> _Exercise directions_: In the data that follows, give the number of lines containing the word "Build". Offer no additional comment.

=-=-=-=-=

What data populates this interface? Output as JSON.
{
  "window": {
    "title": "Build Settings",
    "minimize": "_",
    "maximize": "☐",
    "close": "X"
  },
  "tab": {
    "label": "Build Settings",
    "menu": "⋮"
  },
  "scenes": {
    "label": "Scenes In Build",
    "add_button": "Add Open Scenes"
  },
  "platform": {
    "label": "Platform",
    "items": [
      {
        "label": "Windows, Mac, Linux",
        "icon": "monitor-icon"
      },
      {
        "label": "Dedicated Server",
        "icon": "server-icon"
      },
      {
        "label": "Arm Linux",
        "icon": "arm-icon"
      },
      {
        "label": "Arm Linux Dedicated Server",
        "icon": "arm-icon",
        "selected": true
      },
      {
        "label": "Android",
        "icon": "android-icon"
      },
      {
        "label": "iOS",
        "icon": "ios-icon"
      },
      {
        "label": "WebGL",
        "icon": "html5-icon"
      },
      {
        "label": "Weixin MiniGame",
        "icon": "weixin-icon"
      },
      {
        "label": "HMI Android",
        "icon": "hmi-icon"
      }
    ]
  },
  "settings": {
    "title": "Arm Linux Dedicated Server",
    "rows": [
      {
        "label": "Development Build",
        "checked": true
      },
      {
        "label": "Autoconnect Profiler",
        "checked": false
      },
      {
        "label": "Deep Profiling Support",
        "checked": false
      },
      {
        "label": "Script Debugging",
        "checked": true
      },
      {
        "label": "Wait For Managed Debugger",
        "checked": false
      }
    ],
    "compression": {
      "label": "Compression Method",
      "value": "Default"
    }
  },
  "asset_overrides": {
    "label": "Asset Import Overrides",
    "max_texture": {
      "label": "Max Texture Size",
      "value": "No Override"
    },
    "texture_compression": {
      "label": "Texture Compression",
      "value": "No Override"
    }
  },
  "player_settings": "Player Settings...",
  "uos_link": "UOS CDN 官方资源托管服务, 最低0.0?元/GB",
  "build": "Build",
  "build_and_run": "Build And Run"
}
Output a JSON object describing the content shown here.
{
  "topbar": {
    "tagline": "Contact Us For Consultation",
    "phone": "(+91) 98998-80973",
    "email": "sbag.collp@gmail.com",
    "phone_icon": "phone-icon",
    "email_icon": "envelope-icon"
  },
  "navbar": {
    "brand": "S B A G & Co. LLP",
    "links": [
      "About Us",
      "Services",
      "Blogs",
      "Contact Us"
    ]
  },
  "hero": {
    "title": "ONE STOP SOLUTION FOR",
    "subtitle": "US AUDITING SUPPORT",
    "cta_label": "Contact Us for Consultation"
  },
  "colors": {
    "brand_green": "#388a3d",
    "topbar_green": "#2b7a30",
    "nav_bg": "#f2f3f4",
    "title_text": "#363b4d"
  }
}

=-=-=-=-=

> _Solved problem_: 6